From rugby player to music player, British artist Dan Croll couldn’t be more grateful for the adventurous life that he now lives. When his sports aspirations came crumbling down after a rough injury, he recruited his competitive sports background and drive and invested them in his natural musical inclination. Little did he know, that he would soon be touring the world with his best friends, all the while having a blast. THE UNLIMITED had a blast hearing all about it.
How did you make the transition from athlete to musician?
When I couldn’t play sports anymore I was driven to succeed in something, and music has always been a big thing for me and it has given me a lot of purpose. I’ve always been musical, though I was focused on rugby and sports. I’ve taught myself how to play piano, guitar, drums and a bit of trumpet, but I didn’t realize I would have a career in that. That only occurred to me later in life. When I ended my career in sports, I glanced over at all the musicians I was listening and thought, “They have these amazing lives. This is their job. They’re paid to play music and tour the world and connect with fans.” It was at that point that I thought, “oh. I’ll give it a go.”
How would you describe your musical style?
It’s a tough one. It’s one big melting pot. I’ve had a very folky upbringing, and over the passed five years or so I’ve been exposed to so much music from all over the world. But if I had to simplify, I would say folk-pop, which is kind of acoustic at times but also layered with synth over the top of it. But I suppose there’s also an African twist in there as well, which I think that all started when my mom played me Paul Simon’s Graceland, and introduced me to different African choirs, at a young age. Later on I started listening to to Fela Kuti, Seun Kuti and the likes, which were all great influences on me.

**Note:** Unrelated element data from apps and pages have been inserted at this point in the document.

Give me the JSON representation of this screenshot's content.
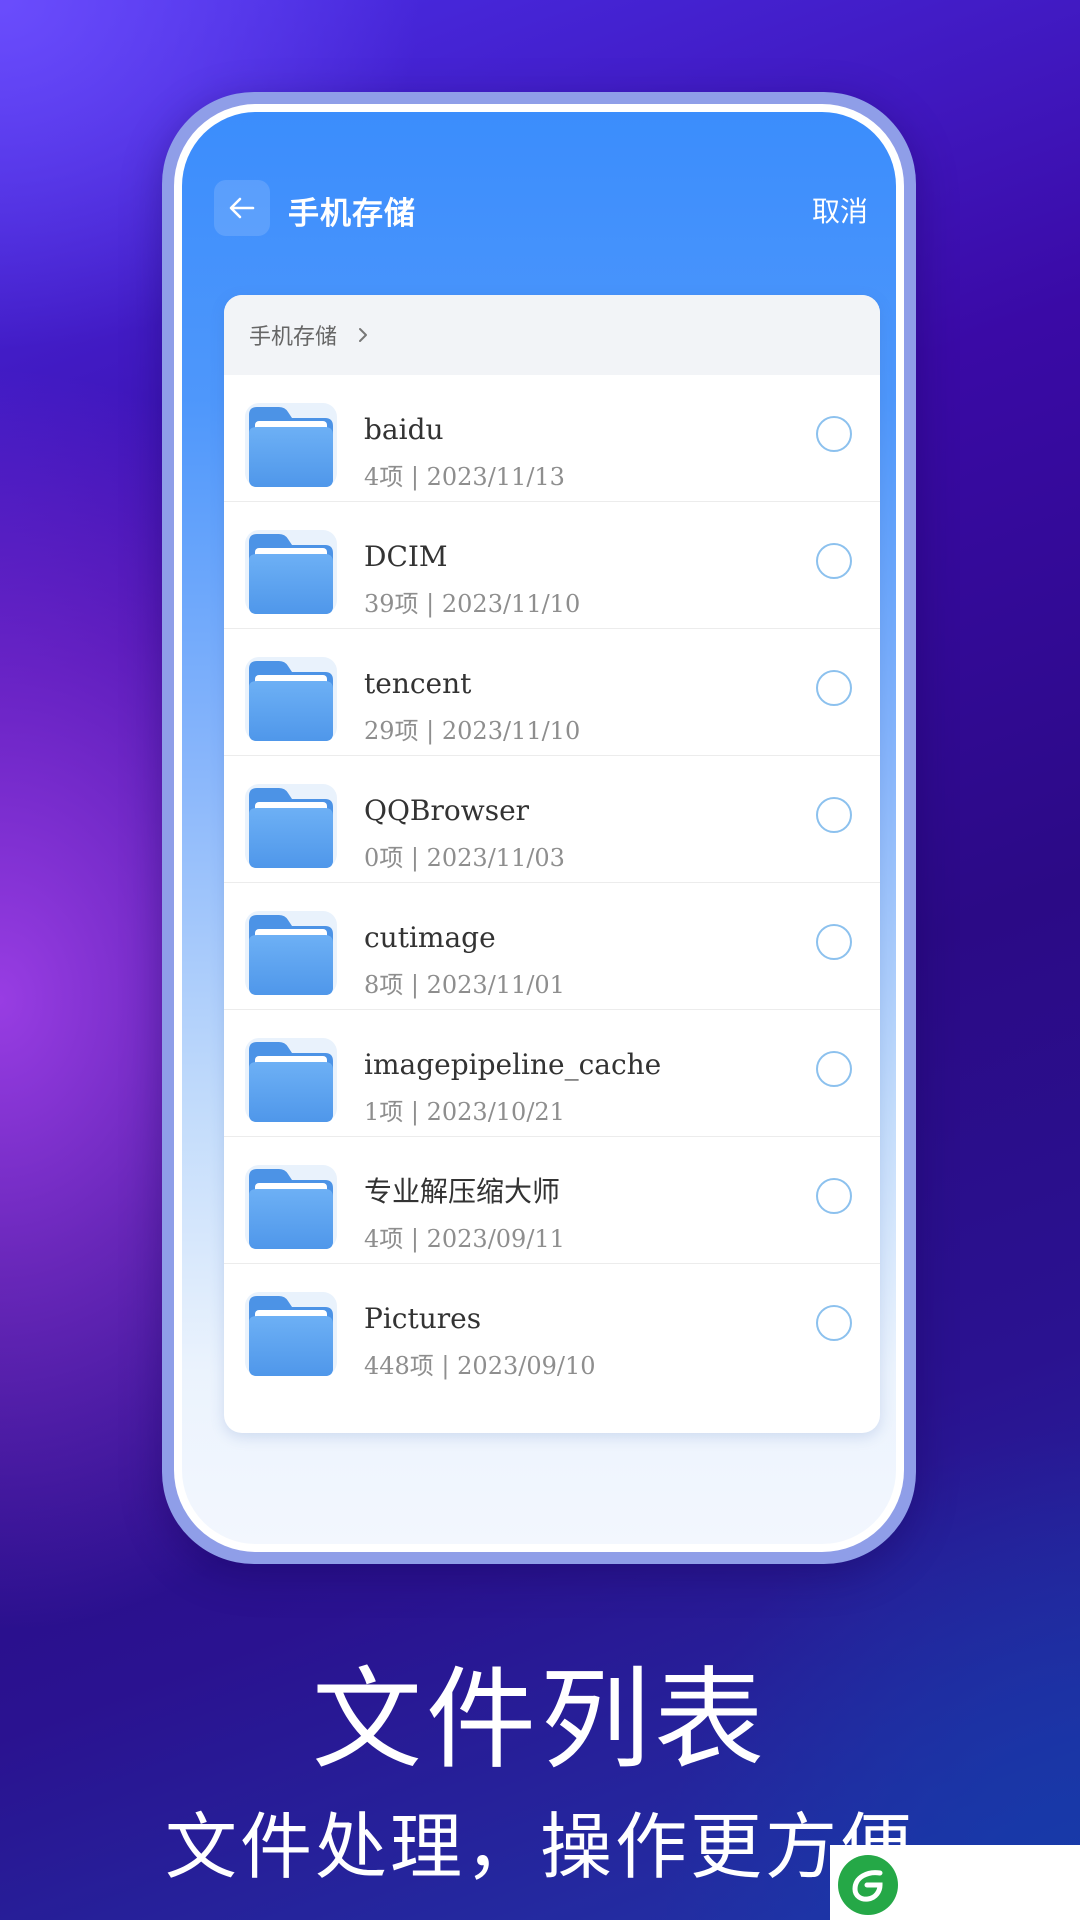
{
  "header": {
    "title": "手机存储",
    "cancel_label": "取消"
  },
  "breadcrumb": {
    "path": "手机存储"
  },
  "files": [
    {
      "name": "baidu",
      "meta": "4项 | 2023/11/13"
    },
    {
      "name": "DCIM",
      "meta": "39项 | 2023/11/10"
    },
    {
      "name": "tencent",
      "meta": "29项 | 2023/11/10"
    },
    {
      "name": "QQBrowser",
      "meta": "0项 | 2023/11/03"
    },
    {
      "name": "cutimage",
      "meta": "8项 | 2023/11/01"
    },
    {
      "name": "imagepipeline_cache",
      "meta": "1项 | 2023/10/21"
    },
    {
      "name": "专业解压缩大师",
      "meta": "4项 | 2023/09/11"
    },
    {
      "name": "Pictures",
      "meta": "448项 | 2023/09/10"
    }
  ],
  "promo": {
    "headline": "文件列表",
    "subline": "文件处理，操作更方便"
  },
  "icons": {
    "back": "arrow-left-icon",
    "chevron": "chevron-right-icon",
    "folder": "folder-icon",
    "radio": "radio-unchecked-icon",
    "logo": "leaf-logo-icon"
  },
  "colors": {
    "accent": "#3b8dfc",
    "folder": "#5aa2f0",
    "radio_border": "#8cc1ee"
  }
}
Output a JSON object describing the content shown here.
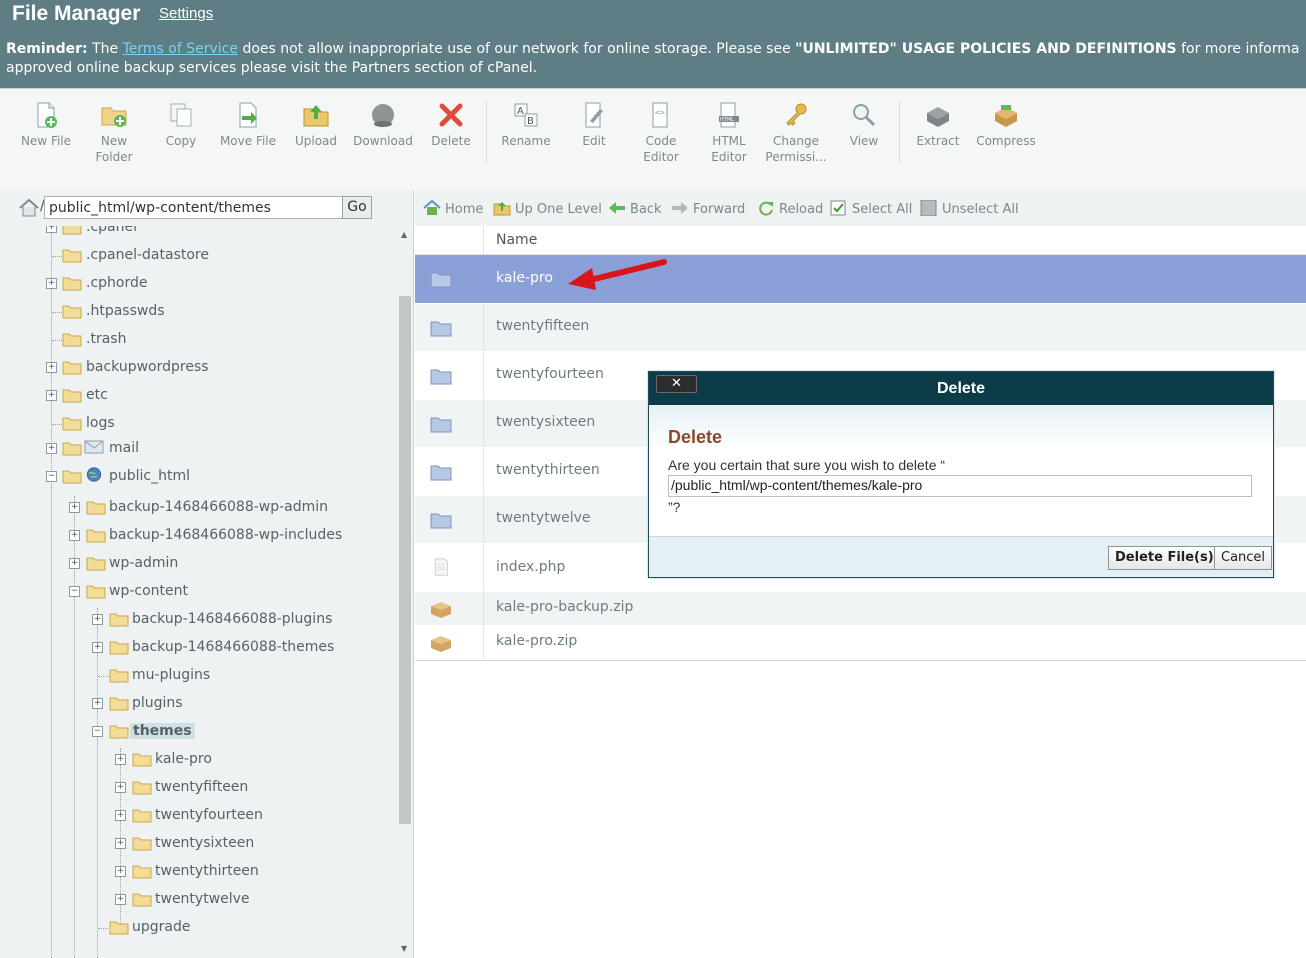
{
  "header": {
    "app_title": "File Manager",
    "settings_link": "Settings",
    "reminder_label": "Reminder:",
    "reminder_text_1": "The",
    "reminder_tos_link": "Terms of Service",
    "reminder_text_2": "does not allow inappropriate use of our network for online storage. Please see",
    "reminder_policy": "\"UNLIMITED\" USAGE POLICIES AND DEFINITIONS",
    "reminder_text_3": "for more informa",
    "reminder_line_2": "approved online backup services please visit the Partners section of cPanel."
  },
  "toolbar": {
    "buttons": [
      {
        "label": "New File",
        "icon": "new-file-icon"
      },
      {
        "label": "New Folder",
        "icon": "new-folder-icon"
      },
      {
        "label": "Copy",
        "icon": "copy-icon"
      },
      {
        "label": "Move File",
        "icon": "move-file-icon"
      },
      {
        "label": "Upload",
        "icon": "upload-icon"
      },
      {
        "label": "Download",
        "icon": "download-icon"
      },
      {
        "label": "Delete",
        "icon": "delete-icon"
      },
      {
        "label": "Rename",
        "icon": "rename-icon"
      },
      {
        "label": "Edit",
        "icon": "edit-icon"
      },
      {
        "label": "Code Editor",
        "icon": "code-editor-icon"
      },
      {
        "label": "HTML Editor",
        "icon": "html-editor-icon"
      },
      {
        "label": "Change Permissi...",
        "icon": "change-permissions-icon"
      },
      {
        "label": "View",
        "icon": "view-icon"
      },
      {
        "label": "Extract",
        "icon": "extract-icon"
      },
      {
        "label": "Compress",
        "icon": "compress-icon"
      }
    ]
  },
  "tree": {
    "path_value": "public_html/wp-content/themes",
    "go_label": "Go",
    "items": [
      {
        "label": ".cpanel",
        "expandable": true
      },
      {
        "label": ".cpanel-datastore",
        "expandable": false
      },
      {
        "label": ".cphorde",
        "expandable": true
      },
      {
        "label": ".htpasswds",
        "expandable": false
      },
      {
        "label": ".trash",
        "expandable": false
      },
      {
        "label": "backupwordpress",
        "expandable": true
      },
      {
        "label": "etc",
        "expandable": true
      },
      {
        "label": "logs",
        "expandable": false
      },
      {
        "label": "mail",
        "expandable": true
      },
      {
        "label": "public_html",
        "expandable": true
      },
      {
        "label": "backup-1468466088-wp-admin",
        "expandable": true
      },
      {
        "label": "backup-1468466088-wp-includes",
        "expandable": true
      },
      {
        "label": "wp-admin",
        "expandable": true
      },
      {
        "label": "wp-content",
        "expandable": true
      },
      {
        "label": "backup-1468466088-plugins",
        "expandable": true
      },
      {
        "label": "backup-1468466088-themes",
        "expandable": true
      },
      {
        "label": "mu-plugins",
        "expandable": false
      },
      {
        "label": "plugins",
        "expandable": true
      },
      {
        "label": "themes",
        "expandable": true
      },
      {
        "label": "kale-pro",
        "expandable": true
      },
      {
        "label": "twentyfifteen",
        "expandable": true
      },
      {
        "label": "twentyfourteen",
        "expandable": true
      },
      {
        "label": "twentysixteen",
        "expandable": true
      },
      {
        "label": "twentythirteen",
        "expandable": true
      },
      {
        "label": "twentytwelve",
        "expandable": true
      },
      {
        "label": "upgrade",
        "expandable": false
      }
    ]
  },
  "nav": {
    "home": "Home",
    "up_one_level": "Up One Level",
    "back": "Back",
    "forward": "Forward",
    "reload": "Reload",
    "select_all": "Select All",
    "unselect_all": "Unselect All"
  },
  "files": {
    "column_name": "Name",
    "rows": [
      {
        "name": "kale-pro",
        "type": "folder",
        "selected": true
      },
      {
        "name": "twentyfifteen",
        "type": "folder"
      },
      {
        "name": "twentyfourteen",
        "type": "folder"
      },
      {
        "name": "twentysixteen",
        "type": "folder"
      },
      {
        "name": "twentythirteen",
        "type": "folder"
      },
      {
        "name": "twentytwelve",
        "type": "folder"
      },
      {
        "name": "index.php",
        "type": "file"
      },
      {
        "name": "kale-pro-backup.zip",
        "type": "archive"
      },
      {
        "name": "kale-pro.zip",
        "type": "archive"
      }
    ]
  },
  "dialog": {
    "close_label": "✕",
    "title": "Delete",
    "heading": "Delete",
    "question": "Are you certain that sure you wish to delete “",
    "path": "/public_html/wp-content/themes/kale-pro",
    "question_end": "”?",
    "delete_button": "Delete File(s)",
    "cancel_button": "Cancel"
  },
  "colors": {
    "header_bg": "#5f7d85",
    "selected_row": "#8ba0d6",
    "dialog_title_bg": "#0c3c48",
    "dialog_heading": "#8b4a2b",
    "arrow": "#d9141b"
  }
}
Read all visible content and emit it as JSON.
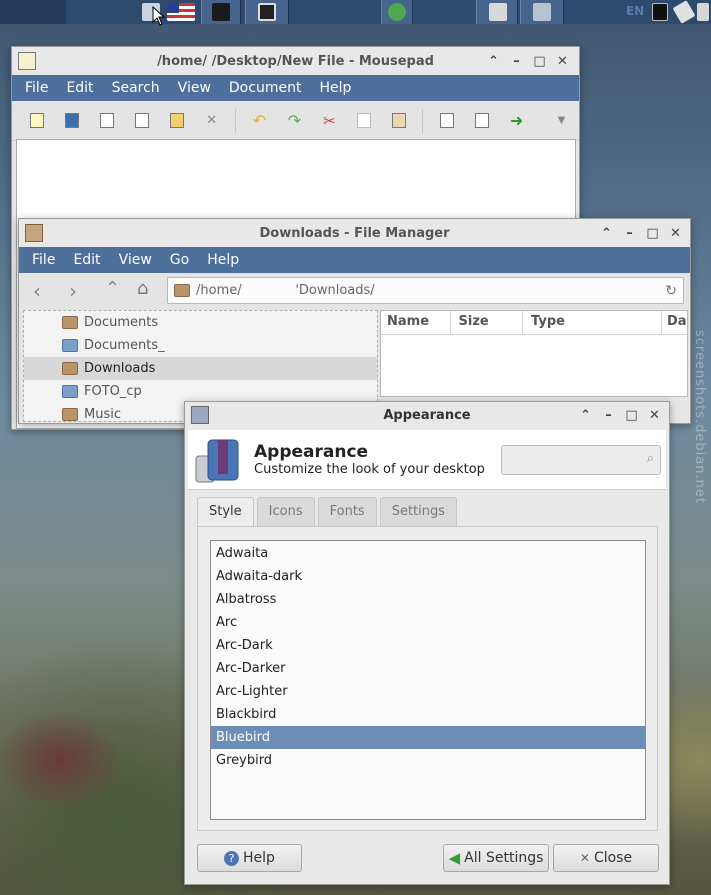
{
  "panel": {
    "keyboard_layout": "EN",
    "watermark": "screenshots.debian.net"
  },
  "mousepad": {
    "title": "/home/          /Desktop/New File - Mousepad",
    "menu": [
      "File",
      "Edit",
      "Search",
      "View",
      "Document",
      "Help"
    ]
  },
  "filemanager": {
    "title": "Downloads - File Manager",
    "menu": [
      "File",
      "Edit",
      "View",
      "Go",
      "Help"
    ],
    "location": "/home/             'Downloads/",
    "columns": [
      "Name",
      "Size",
      "Type",
      "Da"
    ],
    "tree": [
      {
        "label": "Documents",
        "color": "brown"
      },
      {
        "label": "Documents_",
        "color": "blue"
      },
      {
        "label": "Downloads",
        "color": "brown",
        "selected": true
      },
      {
        "label": "FOTO_cp",
        "color": "blue"
      },
      {
        "label": "Music",
        "color": "brown"
      }
    ]
  },
  "appearance": {
    "window_title": "Appearance",
    "heading": "Appearance",
    "subheading": "Customize the look of your desktop",
    "search_placeholder": "",
    "tabs": [
      "Style",
      "Icons",
      "Fonts",
      "Settings"
    ],
    "active_tab": "Style",
    "themes": [
      "Adwaita",
      "Adwaita-dark",
      "Albatross",
      "Arc",
      "Arc-Dark",
      "Arc-Darker",
      "Arc-Lighter",
      "Blackbird",
      "Bluebird",
      "Greybird"
    ],
    "selected_theme": "Bluebird",
    "help_label": "Help",
    "all_settings_label": "All Settings",
    "close_label": "Close"
  },
  "colors": {
    "panel": "#2e4a6e",
    "menubar": "#4c6f9b",
    "selection": "#6c8db5"
  }
}
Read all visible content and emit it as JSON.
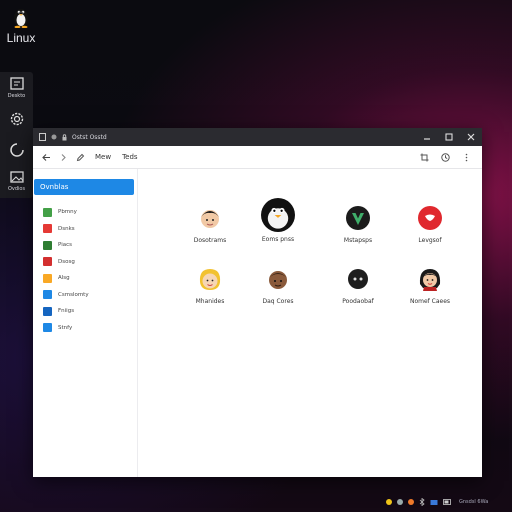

You don’t seem to take yourself too seriously, but your lyrics are exceptionally sincere and intimate. Do you write anything other than lyrics?
No, I don’t write. I come from a family of great storytellers, really animated characters, and we love having family gatherings where we all catch up. My Nan on my mom’s side is amazing. She’s eighty-six and she’ll jump about to demonstrate and bring her stories into life. She also happens to have the funniest stories. The funniest things happen to her. I feel like that was passed onto me. I like to talk a lot, tell stories, and listen to other people’s stories. Lyrics are just spoken words, so I have to bring the animation into the lyrics, which is what makes them playful and sincere, I suppose.
Your music also has a sort of wink to it. Would you say you were a funny dude?
I’m alone right now so I should say I am, because no one is here to disagree with me.
Maybe I am. I tour with nine people who I’ve known for six or seven years and we’re the best of mates. I’m constantly around fun things and funny people and I suppose that some of it rubs off on me. My family is funny as well. I’m obviously serious about making music, but it’s not worth anything if it’s not fun. It’s very important for me, with everything I do, to have a good time. Some things come out of being in a bad place, but for me, it’s mostly about having fun.
What do you currently listen to?
I try to listen to music that isn’t close to the music I make. I listen to a lot of a lot of hip-hop and R&B. I really love Tribe Called Quest and De La Soul, and old stuff like Madlib. On the other side of the spectrum, I listen to a lot of metal, I really love this Swedish band named Meshuggah, they’re really fantastic, and another one named Kvelertak. My guilty pleasure is definitely metal. It weirdly relaxes me.
Tell us about performing.
I’ve had a clear idea of the kind of performer I wanted to become ever since I started making music, and what I wanted people to take away from it. When I went to watch performances as a teenager, I always found myself slightly frustrated when a band played the song identically to the recording. It was almost robotic. I set myself out to add a little special something during performances. I spent a lot of time working on that. Ultimately, that’s what makes people want to come out and see live shows, because they don’t really know what to expect.
Interview by Elian Zach